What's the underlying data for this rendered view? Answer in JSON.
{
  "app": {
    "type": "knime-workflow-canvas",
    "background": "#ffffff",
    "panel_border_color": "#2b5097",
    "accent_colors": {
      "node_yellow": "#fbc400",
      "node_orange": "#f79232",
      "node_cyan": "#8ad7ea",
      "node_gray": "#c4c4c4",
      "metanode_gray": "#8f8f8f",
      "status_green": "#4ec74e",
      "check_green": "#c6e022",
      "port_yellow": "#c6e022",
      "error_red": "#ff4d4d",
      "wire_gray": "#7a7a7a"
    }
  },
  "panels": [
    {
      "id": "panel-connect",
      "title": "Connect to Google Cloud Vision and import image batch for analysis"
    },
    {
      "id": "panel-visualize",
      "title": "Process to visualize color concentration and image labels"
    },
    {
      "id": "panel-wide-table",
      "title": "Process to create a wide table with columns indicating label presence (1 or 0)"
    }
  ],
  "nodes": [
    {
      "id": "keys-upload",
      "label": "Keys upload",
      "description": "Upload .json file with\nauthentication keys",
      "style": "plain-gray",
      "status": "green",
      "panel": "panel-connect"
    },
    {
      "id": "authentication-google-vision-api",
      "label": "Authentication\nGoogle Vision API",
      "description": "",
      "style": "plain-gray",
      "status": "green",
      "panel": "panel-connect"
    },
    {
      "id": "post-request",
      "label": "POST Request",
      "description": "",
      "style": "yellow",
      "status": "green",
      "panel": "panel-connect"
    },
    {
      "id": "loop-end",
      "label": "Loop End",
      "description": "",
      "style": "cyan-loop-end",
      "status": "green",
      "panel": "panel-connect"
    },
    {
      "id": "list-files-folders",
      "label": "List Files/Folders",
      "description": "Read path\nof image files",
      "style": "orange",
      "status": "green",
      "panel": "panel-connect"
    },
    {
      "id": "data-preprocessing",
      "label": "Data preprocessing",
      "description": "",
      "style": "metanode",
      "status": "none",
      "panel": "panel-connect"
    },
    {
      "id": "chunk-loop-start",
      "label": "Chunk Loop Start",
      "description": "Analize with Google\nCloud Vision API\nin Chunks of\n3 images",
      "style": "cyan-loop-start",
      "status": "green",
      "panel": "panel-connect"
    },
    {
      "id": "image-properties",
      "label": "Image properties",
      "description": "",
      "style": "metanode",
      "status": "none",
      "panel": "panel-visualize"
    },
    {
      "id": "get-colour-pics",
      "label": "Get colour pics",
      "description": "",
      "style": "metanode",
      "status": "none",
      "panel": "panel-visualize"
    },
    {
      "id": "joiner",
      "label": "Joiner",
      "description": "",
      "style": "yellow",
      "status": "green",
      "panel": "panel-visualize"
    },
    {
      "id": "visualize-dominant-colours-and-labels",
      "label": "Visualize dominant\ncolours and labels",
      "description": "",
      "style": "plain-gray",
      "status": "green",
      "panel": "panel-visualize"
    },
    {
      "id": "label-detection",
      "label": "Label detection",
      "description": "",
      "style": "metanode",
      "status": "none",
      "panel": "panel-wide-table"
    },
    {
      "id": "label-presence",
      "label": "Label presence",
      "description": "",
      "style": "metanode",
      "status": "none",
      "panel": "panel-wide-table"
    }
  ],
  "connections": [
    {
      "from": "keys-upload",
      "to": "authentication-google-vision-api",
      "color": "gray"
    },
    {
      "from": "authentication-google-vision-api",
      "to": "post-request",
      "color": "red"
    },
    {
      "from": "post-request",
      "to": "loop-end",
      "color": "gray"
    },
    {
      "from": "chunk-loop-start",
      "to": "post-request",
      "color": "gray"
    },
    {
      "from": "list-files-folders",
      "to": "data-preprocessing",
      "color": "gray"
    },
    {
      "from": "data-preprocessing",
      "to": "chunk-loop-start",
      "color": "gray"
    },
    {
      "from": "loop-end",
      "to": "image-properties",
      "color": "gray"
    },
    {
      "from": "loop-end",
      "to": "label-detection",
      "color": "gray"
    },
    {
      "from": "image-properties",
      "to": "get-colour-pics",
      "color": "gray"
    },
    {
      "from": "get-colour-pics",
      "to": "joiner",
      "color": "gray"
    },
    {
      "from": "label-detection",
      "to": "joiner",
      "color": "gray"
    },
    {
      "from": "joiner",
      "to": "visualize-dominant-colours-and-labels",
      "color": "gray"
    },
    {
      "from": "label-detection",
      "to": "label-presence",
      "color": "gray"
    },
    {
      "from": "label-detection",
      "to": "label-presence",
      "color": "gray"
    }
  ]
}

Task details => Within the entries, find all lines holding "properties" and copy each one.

Your solution =>
      "id": "image-properties",
      "label": "Image properties",
      "to": "image-properties",
      "from": "image-properties",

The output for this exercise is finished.